The first goal, would be to try andincrease the total number of individuals who would be at risk of suicide, beingexposed to support networks and programs. This could be realised through thecreation of many institutions throughout the country that are designed to tryand support individuals who have any mental illness, history of substance abuseor any exposure to other factor that may contribute towards suicide. The mainpurpose of these centres would be support, prevention and rehabilitation toeventually enable a full and safe integration back within the community. In theshort term, we hope to reach 10% of the at risk population and in the medium tolong term, expand slowly upwards to around 75%. Another goal would be to reform the after-schoolsystem to maintain the high level of academic excellence, while simultaneouslyreducing the overall stress level. A recent study shows that over half thestudents in south Korea have suicidal thoughts and forty percent blame them onthe schooling system (21). Our short term goal would be stress reduction, butin the long run we would plan to try and spread a message in order to alter theoverall zeitgeist of the country away from solely academic elitism, in order toreduce the overall pressure experienced by the students. The final goal would be to reduce the financial burdenfaced by the older population.
This would not be an easy task however, it is a worthygoal, as this should increase the total money spent on support on the elderly,from the current rate of 1.7% of GDP (20). A short-term goal, would be toincrease the exposure to smart investment planning from a young age, to ensurea secure and sustainable amount of savings at retirement. A long-term outcomewould be to increase the spending on the elderly perhaps from a combination ofthe public and private sector.

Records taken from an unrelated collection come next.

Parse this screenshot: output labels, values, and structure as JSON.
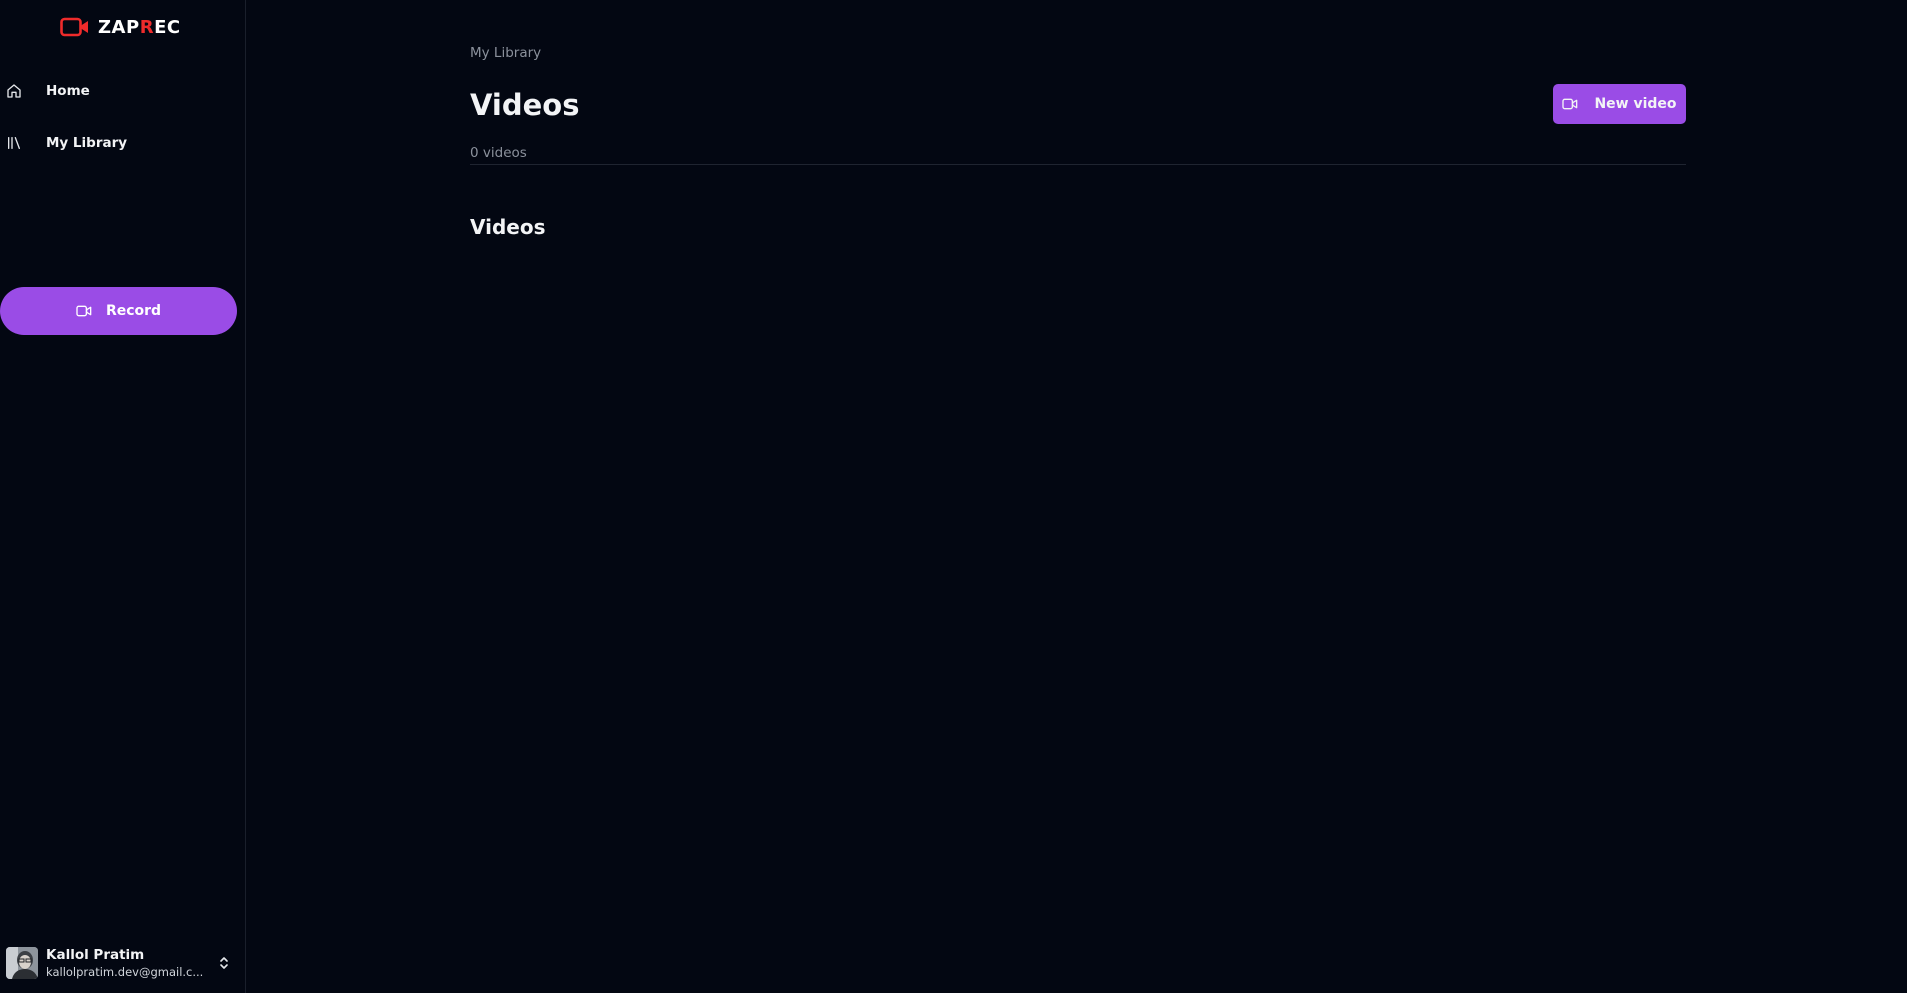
{
  "brand": {
    "name_prefix": "ZAP",
    "name_accent": "R",
    "name_suffix": "EC",
    "accent_color": "#ef2b2b"
  },
  "sidebar": {
    "items": [
      {
        "label": "Home",
        "icon": "home-icon"
      },
      {
        "label": "My Library",
        "icon": "library-icon"
      }
    ],
    "record_label": "Record",
    "record_icon": "video-camera-icon"
  },
  "user": {
    "name": "Kallol Pratim",
    "email": "kallolpratim.dev@gmail.c..."
  },
  "main": {
    "breadcrumb": "My Library",
    "title": "Videos",
    "new_video_label": "New video",
    "count_text": "0 videos",
    "section_title": "Videos"
  },
  "colors": {
    "background": "#030712",
    "accent": "#9a4ce6",
    "muted_text": "#8b919c"
  }
}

This should hopefully reduce the financialstresses placed on the senior community as well as the family that issupporting them. Word count: 1977